"Only in America could the Kushners go in just two generations from desperate refugees to shutting out desperate refugees," tweeted journalist Jon Schwarz.
Today, Rachel Burns came to Washington from Arlington to protest. This wasn't even a protest of the immigration ban, but a previously scheduled one against Trump's nominee for education secretary, Betsy DeVos, in the shadow of the Capitol dome, a dull white against the hazy winter sky.
"We know the Constitution," said Burns, 38, of her fellow Washingtonians. She was wearing a Wonder Woman costume and was accompanied by her husband and two kids. "We can take the Metro to the Archives and see it. So it's very dangerous to mess with people in DC, because we're very smart, we know protocol, and we know right from wrong."
Meanwhile, a Boeing 777 was preparing for descent. It had left the seaside city of Jeddah at 6.48am Saudi time. It had flown over Greece, where refugees from Iraq and Syria have washed ashore, and over Germany, whose chancellor explained the Geneva Conventions to Trump during a phone call a few hours earlier.
It had crossed the Atlantic and flew over Ottawa, where Prime Minister Justin Trudeau had that day tweeted a photo of himself welcoming a young refugee to Canada. And after 13 hours in the air and with an unknown number of potential detainees on board, Saudia Airlines Flight 35 landed at 12.07pm in a country that was beside itself with anxiety.
Lawyers were waiting.
"Are there any detainees that we know of?" one asked another, as the arrivals board showed Flight 35 had landed at Washington Dulles International Airport.
"We don't know," the other replied. "They'll have to go through customs. It will still probably be 30 minutes."
The lawyers waited at the ready, with boxes of documents, papers, a portable printer, hand-scrawled name tags, and a sign that said "Free Legal Assistance at Baggage Claim 13."
"Immigration lawyers know: We have been pushing this rock up hill for so long, but this moment feels huge," said Mirriam Seddiq, an Afghan American immigration lawyer from Maryland, gesturing to the cheering supporters. "Look at all of this. Last night they were chanting, 'Let them see their lawyers.' Nobody ever chants for lawyers. Everyone is realising this is something."
At the White House, a protest that had been organised via Facebook less than two days earlier was getting underway, drawing thousands from the region. Protests also erupted in Boston, Detroit, Louisville, Omaha and Nashville.

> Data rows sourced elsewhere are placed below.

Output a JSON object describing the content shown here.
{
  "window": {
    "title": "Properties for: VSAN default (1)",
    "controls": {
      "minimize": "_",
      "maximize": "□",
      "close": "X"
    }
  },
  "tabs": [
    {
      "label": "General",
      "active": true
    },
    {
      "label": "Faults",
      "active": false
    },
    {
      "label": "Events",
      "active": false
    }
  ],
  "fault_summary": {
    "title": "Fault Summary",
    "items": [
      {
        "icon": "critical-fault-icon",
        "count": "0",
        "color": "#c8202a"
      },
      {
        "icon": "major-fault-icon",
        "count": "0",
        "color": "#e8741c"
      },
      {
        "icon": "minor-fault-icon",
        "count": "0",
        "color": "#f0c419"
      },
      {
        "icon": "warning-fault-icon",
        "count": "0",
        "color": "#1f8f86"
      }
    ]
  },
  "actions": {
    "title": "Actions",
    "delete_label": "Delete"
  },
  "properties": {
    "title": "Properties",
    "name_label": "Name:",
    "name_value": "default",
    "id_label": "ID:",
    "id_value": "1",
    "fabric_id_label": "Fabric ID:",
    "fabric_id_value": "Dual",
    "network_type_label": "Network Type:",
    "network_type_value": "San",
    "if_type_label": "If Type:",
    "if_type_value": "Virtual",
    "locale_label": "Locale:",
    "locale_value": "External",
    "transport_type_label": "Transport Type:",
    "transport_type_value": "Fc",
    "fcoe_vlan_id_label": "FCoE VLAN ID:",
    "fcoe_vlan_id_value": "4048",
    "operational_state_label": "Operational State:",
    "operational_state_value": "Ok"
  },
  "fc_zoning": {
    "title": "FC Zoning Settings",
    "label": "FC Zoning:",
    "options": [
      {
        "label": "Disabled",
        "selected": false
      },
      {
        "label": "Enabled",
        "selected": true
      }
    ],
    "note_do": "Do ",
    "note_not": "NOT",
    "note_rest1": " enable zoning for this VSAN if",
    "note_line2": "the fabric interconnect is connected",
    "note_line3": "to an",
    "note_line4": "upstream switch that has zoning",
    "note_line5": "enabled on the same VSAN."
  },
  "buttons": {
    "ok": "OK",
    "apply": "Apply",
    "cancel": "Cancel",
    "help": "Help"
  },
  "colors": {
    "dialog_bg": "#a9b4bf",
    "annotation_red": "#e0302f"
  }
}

"I did three tours in Afghanistan," said John Lee, a resident of Southwest Washington, who wore a camo vest emblazoned with the words "NOT WHAT I FOUGHT FOR". Now, he said, "the values I was fighting for over there are being trampled here".

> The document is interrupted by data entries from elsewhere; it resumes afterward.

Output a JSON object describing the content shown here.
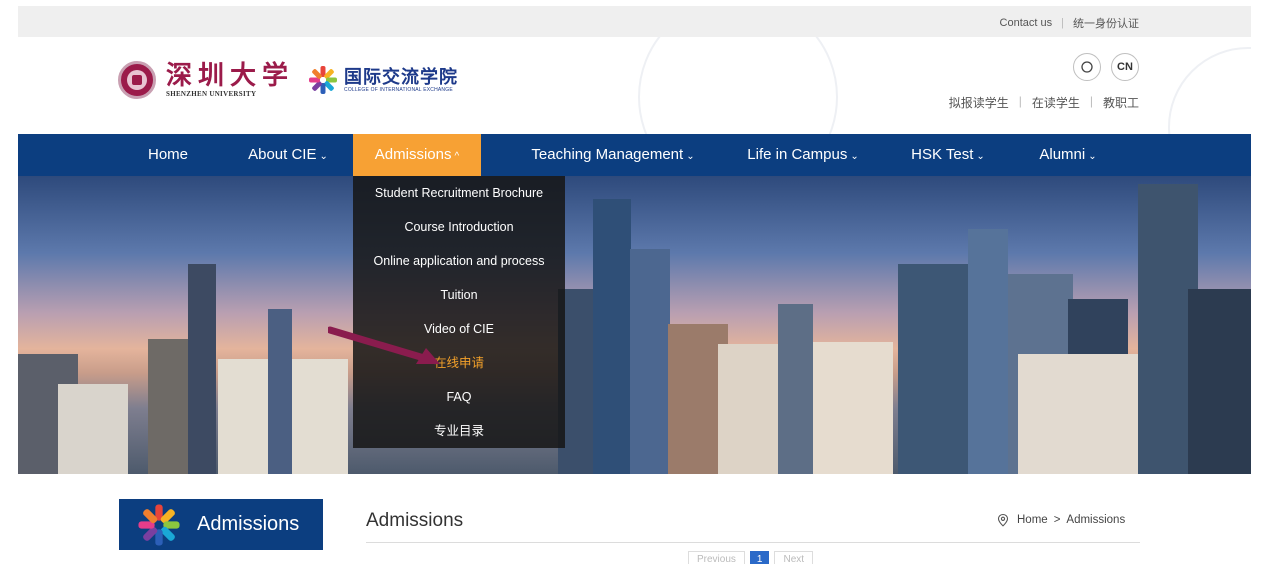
{
  "topbar": {
    "contact_label": "Contact us",
    "sso_label": "统一身份认证",
    "separator": "|"
  },
  "header": {
    "szu_cn": "深圳大学",
    "szu_en": "SHENZHEN UNIVERSITY",
    "cie_cn": "国际交流学院",
    "cie_en": "COLLEGE OF INTERNATIONAL EXCHANGE",
    "lang_label": "CN",
    "user_links": [
      "拟报读学生",
      "在读学生",
      "教职工"
    ]
  },
  "nav": {
    "home": "Home",
    "about": "About CIE",
    "admissions": "Admissions",
    "teaching": "Teaching Management",
    "life": "Life in Campus",
    "hsk": "HSK Test",
    "alumni": "Alumni",
    "caret_down": "⌄",
    "caret_up": "^"
  },
  "dropdown": {
    "items": [
      "Student Recruitment Brochure",
      "Course Introduction",
      "Online application and process",
      "Tuition",
      "Video of CIE",
      "在线申请",
      "FAQ",
      "专业目录"
    ],
    "highlight_color": "#f3a12a"
  },
  "sidebar": {
    "title": "Admissions"
  },
  "main": {
    "title": "Admissions",
    "breadcrumb_home": "Home",
    "breadcrumb_sep": ">",
    "breadcrumb_current": "Admissions",
    "pager_prev": "Previous",
    "pager_page": "1",
    "pager_next": "Next"
  },
  "colors": {
    "nav_bg": "#0c3e80",
    "nav_active": "#f7a134",
    "brand": "#9b1b4a",
    "arrow": "#8a1c4e"
  }
}
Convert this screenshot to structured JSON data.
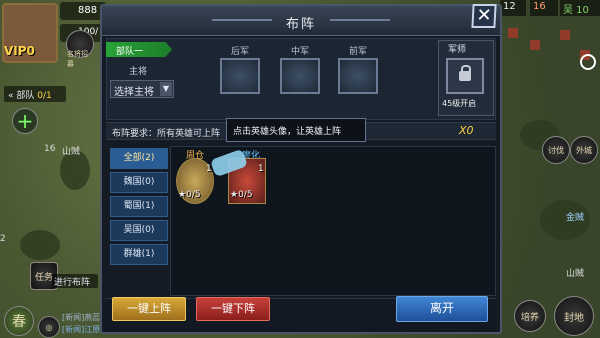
{
  "hud": {
    "vip": "VIP0",
    "gold": "888",
    "stamina": "100/",
    "squad_label": "部队",
    "squad_count": "0/1",
    "left_tag": "16",
    "mountain_label": "山贼",
    "num_2": "2",
    "recruit_label": "名将招募",
    "ongoing": "进行布阵",
    "mission_label": "任务",
    "spring": "春",
    "news_tag": "[新闻]",
    "news1": "燕蕊",
    "news2": "江原"
  },
  "right_hud": {
    "r1": "12",
    "r2": "16",
    "r3": "吴 10",
    "mountain": "山贼",
    "guild": "外城",
    "golden": "金贼",
    "train": "培养",
    "seal": "封地",
    "research": "讨伐"
  },
  "dialog": {
    "title": "布阵",
    "close": "✕",
    "team_tag": "部队一",
    "main_label": "主将",
    "select_main": "选择主将",
    "slot_rear": "后军",
    "slot_mid": "中军",
    "slot_front": "前军",
    "mil_label": "军师",
    "mil_open": "45级开启",
    "requirement": "布阵要求：所有英雄可上阵",
    "x_count": "X0",
    "tip": "点击英雄头像，让英雄上阵",
    "tabs": [
      {
        "label": "全部(2)",
        "active": true
      },
      {
        "label": "魏国(0)",
        "active": false
      },
      {
        "label": "蜀国(1)",
        "active": false
      },
      {
        "label": "吴国(0)",
        "active": false
      },
      {
        "label": "群雄(1)",
        "active": false
      }
    ],
    "heroes": [
      {
        "name": "周仓",
        "level": "1",
        "exp": "0/5"
      },
      {
        "name": "廖化",
        "level": "1",
        "exp": "0/5"
      }
    ],
    "btn_up": "一键上阵",
    "btn_down": "一键下阵",
    "btn_leave": "离开"
  }
}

Around 1pm, the first passenger from Flight 35 emerged from customs at Dulles: a middle-aged woman in a velour track suit and matching blue headscarf, pushing a luggage cart and scanning the crowd. She had not been detained - perhaps she was from Saudi Arabia, which was not on Trump's list of banned countries - but she got an effusive reception anyway from ralliers.
"We love you!" the first sign-holder called to her, and the woman shook her head in confusion. Two friends, also in headscarves, saw her and ran over, wrapping their arms around her. "It was okay," she murmured. "All okay."
"Welcome to America," another sign-holder shouted to her. "This land is your land." And the woman burst into tears.